In Hearing Health magazine’s Summer 2015 cover story, “Turn Down the Noise, Turn Up the Quiet,” coauthor Daniel Fink, M.D., wrote about his efforts to introduce an indoor quiet law to his local city council in California. This is a sample ordinance to be used as the basis for a proposal to your local government. To get more ideas for taking action against noisy public places, please email


  1. It is the declared policy of the City to prohibit unnecessary, excessive, and annoying noise levels from all sources in all locations.
  2. Sound levels from all noise sources in places of public accommodation (within the meaning of the Americans with Disabilities Act, Title III- 1.2000, 42 CFR) shall be limited, by use of lower sound volumes on sound amplifying equipment, sound absorbing or sound deadening materials, and other methods where feasible, to a sound level that permits persons within the place of public accommodation to converse without straining to speak or to be heard. For purposes of enforcement, this sound level is further defined as an average sound level over one (1) hour of 70 dBA.  Further, peak sound levels shall be limited to 90 dBA.

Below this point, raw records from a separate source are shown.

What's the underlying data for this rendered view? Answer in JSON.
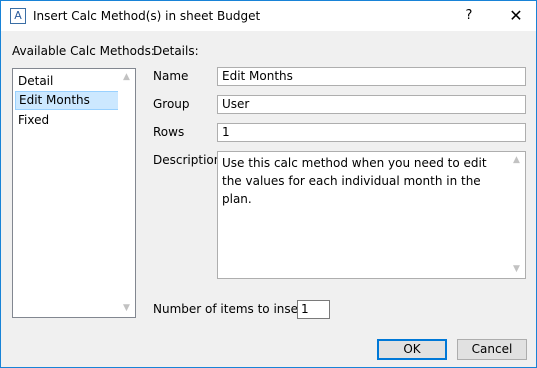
{
  "window": {
    "title": "Insert Calc Method(s) in sheet Budget",
    "app_icon_glyph": "A",
    "help_glyph": "?",
    "close_glyph": "✕"
  },
  "methods": {
    "label": "Available Calc Methods:",
    "items": [
      "Detail",
      "Edit Months",
      "Fixed"
    ],
    "selected": "Edit Months"
  },
  "details": {
    "label": "Details:",
    "name_label": "Name",
    "name_value": "Edit Months",
    "group_label": "Group",
    "group_value": "User",
    "rows_label": "Rows",
    "rows_value": "1",
    "description_label": "Description",
    "description_value": "Use this calc method when you need to edit the values for each individual month in the plan."
  },
  "insert": {
    "label": "Number of items to insert:",
    "value": "1"
  },
  "buttons": {
    "ok": "OK",
    "cancel": "Cancel"
  },
  "colors": {
    "selection": "#cce8ff",
    "accent": "#0078d7"
  }
}
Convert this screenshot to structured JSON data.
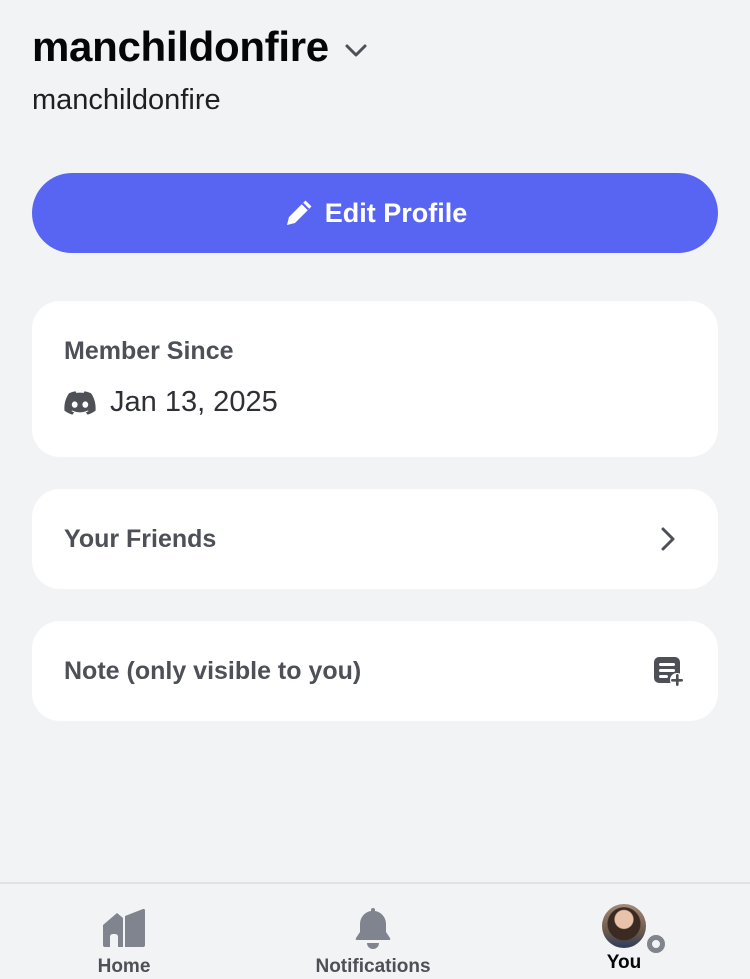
{
  "profile": {
    "display_name": "manchildonfire",
    "username": "manchildonfire"
  },
  "actions": {
    "edit_profile_label": "Edit Profile"
  },
  "member_since": {
    "title": "Member Since",
    "date": "Jan 13, 2025"
  },
  "friends": {
    "label": "Your Friends"
  },
  "note": {
    "label": "Note (only visible to you)"
  },
  "bottom_nav": {
    "items": [
      {
        "label": "Home",
        "icon": "home-icon"
      },
      {
        "label": "Notifications",
        "icon": "bell-icon"
      },
      {
        "label": "You",
        "icon": "avatar"
      }
    ]
  },
  "colors": {
    "accent": "#5865f2",
    "background": "#f2f3f5",
    "card": "#ffffff",
    "muted_text": "#4e5058",
    "status_idle": "#80848e"
  }
}
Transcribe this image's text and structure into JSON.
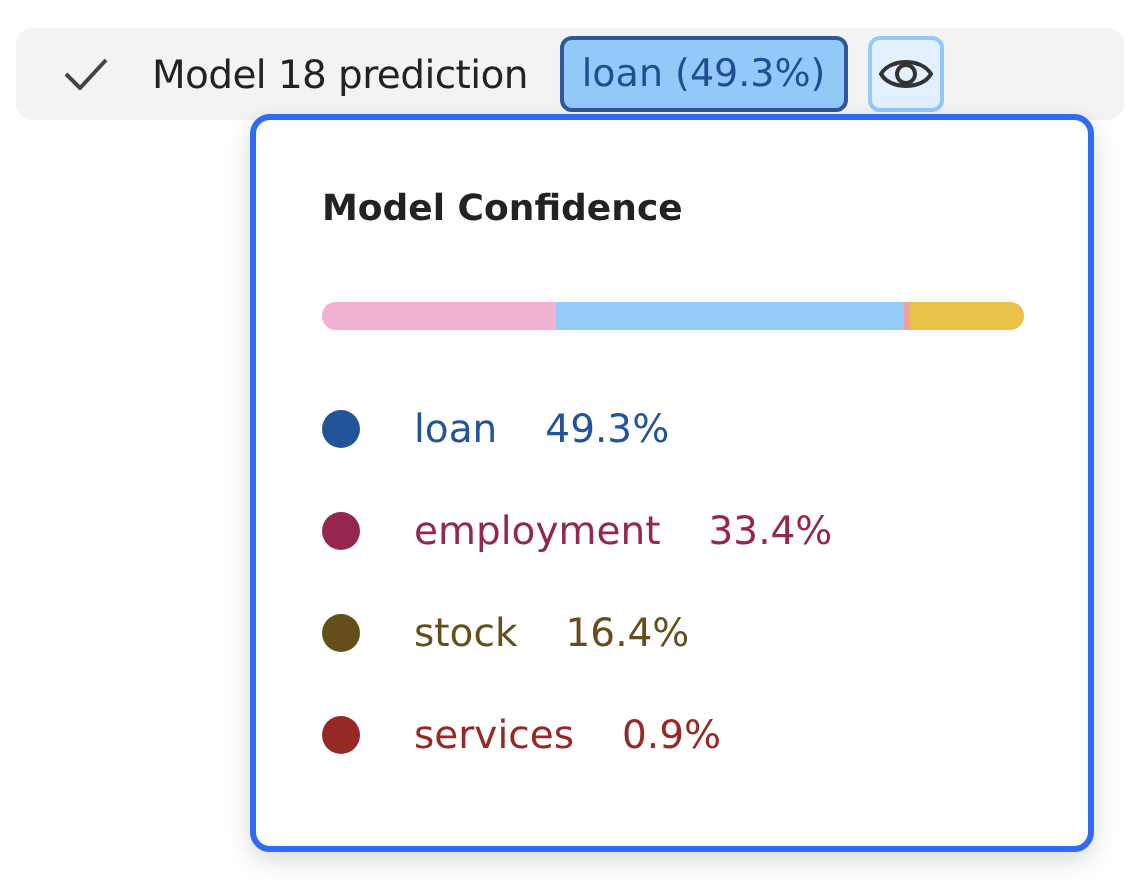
{
  "prediction": {
    "label": "Model 18 prediction",
    "badge": "loan (49.3%)"
  },
  "popover": {
    "title": "Model Confidence",
    "bar": [
      {
        "color": "#f2b3d3"
      },
      {
        "color": "#95cbf7"
      },
      {
        "color": "#f0a0a0"
      },
      {
        "color": "#eac24a"
      }
    ],
    "classes": [
      {
        "name": "loan",
        "value": "49.3%",
        "color": "#22549a"
      },
      {
        "name": "employment",
        "value": "33.4%",
        "color": "#952650"
      },
      {
        "name": "stock",
        "value": "16.4%",
        "color": "#644f1a"
      },
      {
        "name": "services",
        "value": "0.9%",
        "color": "#962825"
      }
    ]
  }
}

  3. Citizens, customers, or patrons of places of public accommodation may report excessive sound levels to the City’s code enforcement staff or the Police Department by emailing sound readings from approved smartphone sound level meter applications (apps).
  4. Approved smartphone sound level meter applications as of the effective date of this law, for this reporting purpose, are: for iPhones, Faber Sound Meter 4; SPLnFFT; Noise Hunter; and NoiSee; for Android phones, SPL Meter; Decibel Pro; dB Sound Meter; and Noise Meter.
  5. Establishments desiring to request exemption from these requirements may do so in writing to the Department of Building and Safety. Requests for exemption shall not be unreasonably denied. Establishments granted exemption shall post warning signs ina prominent position outside near the entry door and inside the establishment, shall install a visible sound meter no smaller than 10 inches in its smallest dimension in a prominent and readily visible position in each public room inside the establishment, and shall provide at no cost to customers or patrons American National Standards Institute rated hearing protection devices (either ear plugs or ear muffs) with a minimum 25 dB noise reduction rating (NRR).
  6. The warning sign shall be no smaller than ten (10) inches in height and width and shall state in red letters on a white background the word WARNING in capital letters no smaller than 1.5 inches in size, followed underneath by the language: “This facility allows noise levels known to cause permanent hearing damage.  Hearing protection is available upon request.”
  7. Enforcement of these sections of the Municipal Code shall be according to procedures specified in other portions of the Code, which are incorporated herein by reference.